Six poets at the Gallery Six. Kenneth Rexroth, MC. Remarkable collection of angels all gathered at once in the same spot. Wine, music, dancing girls, serious poetry, free satori. Small collection for wine and postcards. Charming event.
—On postcards sent out by Ginsberg to promote his first reading of “Howl”
“The sorrowful poetic con-man with the dark mind . . . and two piercing eyes,” as Kerouac once depicted Ginsberg, premiered his poem “Howl” at City Lights bookstore in San Francisco on October 13, 1955. The night was electric, Kerouac plying the audience with three jugs of California burgundy.
I saw the best minds of my generation
madness, starving hysterical naked,
dragging themselves through the negro
streets at dawn
looking for an angry fix.
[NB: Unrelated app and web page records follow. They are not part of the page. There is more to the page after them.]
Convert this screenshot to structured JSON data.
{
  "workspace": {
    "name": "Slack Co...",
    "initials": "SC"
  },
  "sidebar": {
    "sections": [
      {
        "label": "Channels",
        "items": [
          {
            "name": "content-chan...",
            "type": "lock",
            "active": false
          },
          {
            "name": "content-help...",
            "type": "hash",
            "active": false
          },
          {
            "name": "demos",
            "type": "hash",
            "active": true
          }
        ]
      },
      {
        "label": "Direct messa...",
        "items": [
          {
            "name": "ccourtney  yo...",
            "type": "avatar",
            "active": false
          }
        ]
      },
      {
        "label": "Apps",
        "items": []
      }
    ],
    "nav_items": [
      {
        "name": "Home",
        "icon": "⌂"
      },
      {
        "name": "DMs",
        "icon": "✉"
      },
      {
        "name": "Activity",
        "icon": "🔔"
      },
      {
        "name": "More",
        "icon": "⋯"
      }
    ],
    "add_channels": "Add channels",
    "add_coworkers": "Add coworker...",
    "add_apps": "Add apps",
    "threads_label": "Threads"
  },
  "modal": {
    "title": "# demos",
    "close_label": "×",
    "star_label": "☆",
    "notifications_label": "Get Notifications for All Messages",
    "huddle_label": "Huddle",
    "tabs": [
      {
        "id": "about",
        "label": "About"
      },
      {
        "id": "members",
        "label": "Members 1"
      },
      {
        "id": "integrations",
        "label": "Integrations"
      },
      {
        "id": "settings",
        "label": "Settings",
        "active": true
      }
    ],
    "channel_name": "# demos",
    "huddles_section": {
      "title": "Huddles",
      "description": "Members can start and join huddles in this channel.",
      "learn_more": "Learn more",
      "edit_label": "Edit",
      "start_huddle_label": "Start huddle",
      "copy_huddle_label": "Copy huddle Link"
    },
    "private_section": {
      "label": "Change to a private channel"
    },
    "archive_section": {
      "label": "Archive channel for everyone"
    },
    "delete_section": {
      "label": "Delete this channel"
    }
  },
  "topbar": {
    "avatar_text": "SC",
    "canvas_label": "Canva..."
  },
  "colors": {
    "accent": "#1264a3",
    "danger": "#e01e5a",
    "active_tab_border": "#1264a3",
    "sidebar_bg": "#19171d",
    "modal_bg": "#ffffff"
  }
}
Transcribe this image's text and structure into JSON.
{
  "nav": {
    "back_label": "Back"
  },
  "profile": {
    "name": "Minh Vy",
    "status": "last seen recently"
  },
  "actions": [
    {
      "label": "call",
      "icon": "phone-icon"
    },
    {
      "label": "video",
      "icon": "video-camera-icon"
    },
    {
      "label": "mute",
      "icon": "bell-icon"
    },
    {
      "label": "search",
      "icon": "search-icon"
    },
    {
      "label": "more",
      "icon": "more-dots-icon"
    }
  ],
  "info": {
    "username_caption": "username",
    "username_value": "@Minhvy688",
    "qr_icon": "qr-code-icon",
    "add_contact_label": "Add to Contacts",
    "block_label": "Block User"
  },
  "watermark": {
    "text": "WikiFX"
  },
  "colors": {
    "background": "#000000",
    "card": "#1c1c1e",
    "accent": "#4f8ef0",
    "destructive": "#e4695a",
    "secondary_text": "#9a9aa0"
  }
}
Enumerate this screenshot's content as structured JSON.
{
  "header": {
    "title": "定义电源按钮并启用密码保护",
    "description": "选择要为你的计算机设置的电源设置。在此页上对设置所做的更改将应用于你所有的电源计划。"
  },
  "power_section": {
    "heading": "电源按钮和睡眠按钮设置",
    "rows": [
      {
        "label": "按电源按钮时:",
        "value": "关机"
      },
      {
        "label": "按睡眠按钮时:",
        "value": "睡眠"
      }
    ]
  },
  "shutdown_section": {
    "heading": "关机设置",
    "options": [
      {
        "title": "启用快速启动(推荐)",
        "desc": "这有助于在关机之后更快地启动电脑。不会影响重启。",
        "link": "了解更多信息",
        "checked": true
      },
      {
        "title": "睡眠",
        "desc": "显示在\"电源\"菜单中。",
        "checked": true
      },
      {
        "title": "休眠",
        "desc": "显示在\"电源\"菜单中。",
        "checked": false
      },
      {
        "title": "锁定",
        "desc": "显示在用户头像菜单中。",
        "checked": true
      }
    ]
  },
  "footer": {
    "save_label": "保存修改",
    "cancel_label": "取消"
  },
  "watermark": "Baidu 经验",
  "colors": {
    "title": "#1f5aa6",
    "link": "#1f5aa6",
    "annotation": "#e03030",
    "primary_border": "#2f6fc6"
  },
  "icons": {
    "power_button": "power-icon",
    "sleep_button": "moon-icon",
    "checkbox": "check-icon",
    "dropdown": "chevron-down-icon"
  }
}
Ginsberg intoxicated, captivating, started slowly and built, laying down a kind of street rap not heard before, words tumbling out of his mouth in an endless sentence, the crowd and Kerouac egging him on with shouts of “Go!” Ginsberg, lit, poured himself out, collapsing in tears at the end. Everyone there knew they had just experienced history. (Not bad for a guy who’d been kicked out of a prestigious university, arrested for his involvement in a burglary ring, and placed in a psychiatric institution all before the age of 23.)
It was Ginsberg’s first public performance, and it made him instantly famous at age 29. The unknown bohemian intellectual transformed overnight to epic bard poet of a new generation. His dream of a “New Vision” was firmly on the road.
Ginsberg: Lover of Kerouac, lover of Burroughs, lover of Cassady, lover of Orlovsky; world traveler to South America, Tangiers, India, Europe, Cuba, and back; cross-generational fixture among the hip, hippies, yippies, poets, punks, junkies, queers, and vagabonds; performing with Dylan, Lennon, and the Clash, in addition to his own devotional music; a whole culture following in the wake of his spirited dancing footsteps, the intoxicants and mind-expansion, the social and political and spiritual and sexual activism, antiwar, anti-censorship, anti-violence, exploration of the east; his poetic visions translated far and wide, always writing, teaching, pushing to better the plight of man, never afraid to state the obvious.
The people now see thru the Administration’s continuous brainwashing.
Chi Trib Mar. 16, ’68 A.P. Dispatch.
—from “Chicago To Salt Lake By Air”
I close with a poem my good friend Richard Beymer showed me by chance a couple days ago, not aware that I was working on this piece. By pure serendipity, his friend Jeremy Iacone, Hollywood screenwriter and poet, just sent it to him and he allowed me to use it. I couldn’t have scripted a better ending. Allen Ginsberg passed away in 1997. Joey Ramone passed away in 2001.
Ginsberg Lived Here, Too
(for Richard Hell)
by Jeremy Iacone
Ran into Ginsberg
at the mailboxes
in the cold wet
east village hallway
He asked me
I was about
when the three-
cat slinked in
from the icey
rain on Avenue B
and Ginsberg fled
muttering about Buddha
and death disguised
in feline incarnations
Time passes quietly
these days like
saints in sneakers
Ginsberg is mist
on the windowpane
a Place off
in clean boxes
Much of the information for this article was taken from Ginsberg, by Barry Miles (Simon & Schuster, 1989).